[Extracted data entries]
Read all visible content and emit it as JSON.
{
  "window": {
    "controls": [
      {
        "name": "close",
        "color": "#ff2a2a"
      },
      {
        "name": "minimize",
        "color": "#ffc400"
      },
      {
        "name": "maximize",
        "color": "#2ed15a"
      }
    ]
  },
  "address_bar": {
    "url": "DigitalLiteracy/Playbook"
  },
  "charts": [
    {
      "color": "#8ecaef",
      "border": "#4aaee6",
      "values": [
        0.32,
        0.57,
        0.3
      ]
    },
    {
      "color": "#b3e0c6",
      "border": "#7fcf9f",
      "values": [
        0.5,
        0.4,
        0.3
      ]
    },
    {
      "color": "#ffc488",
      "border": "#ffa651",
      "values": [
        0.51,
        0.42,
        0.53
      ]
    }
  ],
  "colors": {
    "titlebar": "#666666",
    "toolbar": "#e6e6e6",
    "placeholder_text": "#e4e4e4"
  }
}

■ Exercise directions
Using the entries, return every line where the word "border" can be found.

■ Exercise output
      "border": "#4aaee6",
      "border": "#7fcf9f",
      "border": "#ffa651",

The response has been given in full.